‘That pipeline is going to get built:’ PM dismisses B.C.’s Trans Mountain move

By on February 1, 2018

FILE: Justin Trudeau (Shutterstock)
FILE: Justin Trudeau (Shutterstock)

EDMONTON — Prime Minister Justin Trudeau says the Kinder Morgan oil pipeline expansion will happen despite British Columbia’s latest attempt to hinder the project.

Speaking on Edmonton talk radio station CHED on Thursday, Trudeau said the pipeline, which would take Alberta crude to the West Coast for shipment to Asian markets, is in the national interest and will go ahead.

“That pipeline is going to get built,” Trudeau said. “We will stand by our decision. We will ensure that the Kinder Morgan pipeline gets built.”

B.C.’s environment minister has said his minority government plans to ban increased shipments of diluted bitumen off the province’s coast until it can determine that shippers are prepared and able to properly clean up a spill. He said he will establish an independent scientific advisory panel to study the issue.

The move has infuriated Alberta Premier Rachel Notley, who has accused B.C. of trying to change the rules after the federal government already gave the project the green light.

Trudeau said Canada needs to get Alberta’s oil safely to markets other than the United States. He said the federal government did the research and has spent billions on spill response.

“The Kinder Morgan pipeline is not a danger to the B.C. coast,” he said.

Trudeau, who’s in Edmonton for a town-hall meeting, said it’s normal for provinces to have differences of opinion and that’s why there is a federal government.

“One of the reasons we have a national government to oversee national interests is to step up for the interests of all Canadians and that’s exactly what I am going to do,” he said, without elaborating on what steps he might take.

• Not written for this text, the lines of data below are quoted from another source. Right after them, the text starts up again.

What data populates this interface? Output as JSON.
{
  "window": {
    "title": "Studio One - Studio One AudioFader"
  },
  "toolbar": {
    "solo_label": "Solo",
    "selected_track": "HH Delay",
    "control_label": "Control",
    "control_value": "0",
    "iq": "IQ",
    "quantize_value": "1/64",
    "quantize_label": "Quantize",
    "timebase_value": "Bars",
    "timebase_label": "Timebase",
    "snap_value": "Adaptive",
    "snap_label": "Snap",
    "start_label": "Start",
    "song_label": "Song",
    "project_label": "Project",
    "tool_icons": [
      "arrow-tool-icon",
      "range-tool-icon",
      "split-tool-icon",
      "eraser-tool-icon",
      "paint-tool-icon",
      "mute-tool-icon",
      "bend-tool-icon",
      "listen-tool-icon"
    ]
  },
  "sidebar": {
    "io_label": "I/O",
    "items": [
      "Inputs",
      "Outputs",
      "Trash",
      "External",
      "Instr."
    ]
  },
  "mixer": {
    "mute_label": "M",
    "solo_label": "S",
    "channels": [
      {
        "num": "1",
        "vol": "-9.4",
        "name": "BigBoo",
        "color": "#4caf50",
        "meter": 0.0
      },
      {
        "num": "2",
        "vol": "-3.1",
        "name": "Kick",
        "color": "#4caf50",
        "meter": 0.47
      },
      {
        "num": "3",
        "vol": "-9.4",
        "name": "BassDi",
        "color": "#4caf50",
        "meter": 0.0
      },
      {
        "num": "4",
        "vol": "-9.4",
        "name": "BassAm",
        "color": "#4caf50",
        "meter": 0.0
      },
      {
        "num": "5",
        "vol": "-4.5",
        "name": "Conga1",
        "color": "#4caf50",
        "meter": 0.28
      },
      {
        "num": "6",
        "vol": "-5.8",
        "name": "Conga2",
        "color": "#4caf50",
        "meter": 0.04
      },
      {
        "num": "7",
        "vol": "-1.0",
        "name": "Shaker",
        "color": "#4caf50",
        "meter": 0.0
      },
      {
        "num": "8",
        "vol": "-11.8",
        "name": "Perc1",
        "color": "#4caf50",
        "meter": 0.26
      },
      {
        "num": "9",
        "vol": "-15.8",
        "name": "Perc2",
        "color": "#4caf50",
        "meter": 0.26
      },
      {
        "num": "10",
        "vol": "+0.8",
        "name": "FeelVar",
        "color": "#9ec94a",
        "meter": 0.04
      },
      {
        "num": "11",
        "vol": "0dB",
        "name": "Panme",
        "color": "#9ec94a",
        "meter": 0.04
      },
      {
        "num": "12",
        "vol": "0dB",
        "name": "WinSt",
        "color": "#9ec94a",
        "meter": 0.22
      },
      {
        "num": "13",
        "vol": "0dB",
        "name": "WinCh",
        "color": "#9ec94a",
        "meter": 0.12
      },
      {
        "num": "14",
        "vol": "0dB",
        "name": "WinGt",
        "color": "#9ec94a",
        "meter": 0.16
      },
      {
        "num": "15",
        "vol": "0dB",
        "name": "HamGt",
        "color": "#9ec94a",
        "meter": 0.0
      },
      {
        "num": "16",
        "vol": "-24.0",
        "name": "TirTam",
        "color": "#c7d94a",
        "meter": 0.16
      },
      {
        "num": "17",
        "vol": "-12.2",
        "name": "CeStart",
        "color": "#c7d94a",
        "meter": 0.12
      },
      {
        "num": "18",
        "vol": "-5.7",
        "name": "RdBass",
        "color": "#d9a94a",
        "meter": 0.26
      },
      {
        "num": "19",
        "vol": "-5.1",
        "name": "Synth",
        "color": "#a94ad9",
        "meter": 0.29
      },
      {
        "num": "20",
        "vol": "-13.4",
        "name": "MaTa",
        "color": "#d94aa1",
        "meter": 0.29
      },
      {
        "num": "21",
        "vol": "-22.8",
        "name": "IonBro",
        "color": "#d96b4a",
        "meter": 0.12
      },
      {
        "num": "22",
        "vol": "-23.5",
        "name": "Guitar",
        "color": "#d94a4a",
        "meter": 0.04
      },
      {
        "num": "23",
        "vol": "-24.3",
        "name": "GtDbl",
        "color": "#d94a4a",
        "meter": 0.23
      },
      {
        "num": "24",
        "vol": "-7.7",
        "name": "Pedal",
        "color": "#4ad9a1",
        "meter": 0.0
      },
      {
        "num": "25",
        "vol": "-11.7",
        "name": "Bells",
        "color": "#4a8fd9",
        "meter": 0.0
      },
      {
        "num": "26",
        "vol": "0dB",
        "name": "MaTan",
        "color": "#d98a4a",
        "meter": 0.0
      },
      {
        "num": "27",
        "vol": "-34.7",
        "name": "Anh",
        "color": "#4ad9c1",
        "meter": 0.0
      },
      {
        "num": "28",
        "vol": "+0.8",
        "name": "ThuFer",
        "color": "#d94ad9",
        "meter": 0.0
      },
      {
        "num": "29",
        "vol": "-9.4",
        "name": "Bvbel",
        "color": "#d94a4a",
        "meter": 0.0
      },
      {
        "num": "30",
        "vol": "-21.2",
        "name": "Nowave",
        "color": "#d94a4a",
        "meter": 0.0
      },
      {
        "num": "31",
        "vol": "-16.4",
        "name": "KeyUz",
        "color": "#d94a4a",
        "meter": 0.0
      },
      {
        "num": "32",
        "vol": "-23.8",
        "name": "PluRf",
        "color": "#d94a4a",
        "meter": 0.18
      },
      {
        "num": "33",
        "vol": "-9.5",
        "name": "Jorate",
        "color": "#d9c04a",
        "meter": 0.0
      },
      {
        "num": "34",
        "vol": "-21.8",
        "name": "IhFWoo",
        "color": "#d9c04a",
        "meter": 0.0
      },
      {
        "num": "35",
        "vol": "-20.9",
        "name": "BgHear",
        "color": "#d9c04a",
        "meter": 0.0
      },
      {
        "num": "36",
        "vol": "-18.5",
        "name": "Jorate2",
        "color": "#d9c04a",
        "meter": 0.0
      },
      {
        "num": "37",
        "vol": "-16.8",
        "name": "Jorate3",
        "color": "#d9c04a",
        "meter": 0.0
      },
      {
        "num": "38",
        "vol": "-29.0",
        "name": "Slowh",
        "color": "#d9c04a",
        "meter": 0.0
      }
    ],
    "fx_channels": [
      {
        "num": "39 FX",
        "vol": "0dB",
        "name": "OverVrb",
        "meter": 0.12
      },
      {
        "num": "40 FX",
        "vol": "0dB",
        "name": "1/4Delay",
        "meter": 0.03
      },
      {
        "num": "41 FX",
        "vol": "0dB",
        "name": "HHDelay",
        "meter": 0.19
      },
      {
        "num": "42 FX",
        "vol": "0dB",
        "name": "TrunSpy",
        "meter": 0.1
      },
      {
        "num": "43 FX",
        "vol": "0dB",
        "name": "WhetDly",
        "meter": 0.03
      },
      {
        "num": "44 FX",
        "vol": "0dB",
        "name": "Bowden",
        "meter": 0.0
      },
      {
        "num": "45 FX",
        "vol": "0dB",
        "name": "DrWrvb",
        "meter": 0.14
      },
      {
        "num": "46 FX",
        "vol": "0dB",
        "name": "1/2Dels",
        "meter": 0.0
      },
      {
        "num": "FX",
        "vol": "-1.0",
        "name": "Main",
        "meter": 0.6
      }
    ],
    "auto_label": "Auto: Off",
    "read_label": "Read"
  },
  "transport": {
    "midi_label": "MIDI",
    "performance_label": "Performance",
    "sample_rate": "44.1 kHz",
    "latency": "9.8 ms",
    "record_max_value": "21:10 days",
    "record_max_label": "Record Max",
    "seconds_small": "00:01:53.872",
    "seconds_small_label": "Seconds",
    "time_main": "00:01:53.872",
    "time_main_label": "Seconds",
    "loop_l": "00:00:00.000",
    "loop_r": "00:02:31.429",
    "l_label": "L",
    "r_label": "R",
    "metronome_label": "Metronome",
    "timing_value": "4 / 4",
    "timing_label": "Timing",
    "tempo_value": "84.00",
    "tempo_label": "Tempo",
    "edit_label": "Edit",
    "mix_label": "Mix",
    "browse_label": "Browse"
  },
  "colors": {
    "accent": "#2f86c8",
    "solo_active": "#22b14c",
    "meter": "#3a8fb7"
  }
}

Trudeau didn’t take any questions from the media following a tour of a seniors centre and a flood mitigation project in south Edmonton.

Mayor Don Iveson said Trudeau reiterated his support for the pipeline during the visit to a storm-water management facility.

“He understands that for Albertans and Canadians to get full value for our products, we need tidewater access, and also that our investors who have been very, very patient in this project need certainty to be able to move ahead,” said Iveson. “He’s very clearly committed.”

Iveson said Trudeau told him that the federal government will do everything it needs to do to ensure pipeline approvals are not undermined.

Calgary Mayor Naheed Nenshi also weighed in.

“I would strongly encourage the British Columbia government to actually read the (National Energy Board) ruling that talks in great detail about what they claim to be concerned about — about the risk of bitumen spills,” Nenshi told CTV.

“I will also remind them that when you fill up your gas in the Lower Mainland, where do you think that gas came from? It came through the existing Trans Mountain pipeline.”

Speaking in Ottawa, Natural Resources Minister Jim Carr wouldn’t say what Canada might do if British Columbia implements its regulation.

“That’s speculative,” said Carr.

He noted that, at this point, B.C. has just pledged to consult. He said the federal government heard from thousands of people before the pipeline was approved.

“That’s what they have announced — an intention to consult. We have already consulted.”

Notley has threatened trade retaliation with B.C. if the shipping ban goes ahead. She held an emergency cabinet meeting Wednesday to discuss what legal and economic levers Alberta can pull in its spat with its neighbour to the west. She specifically mentioned interprovincial trade in electricity.

B.C.’s proposal creates more uncertainty for Kinder Morgan’s already-delayed Trans Mountain expansion project that would nearly triple the capacity of its pipeline system to 890,000 barrels a day.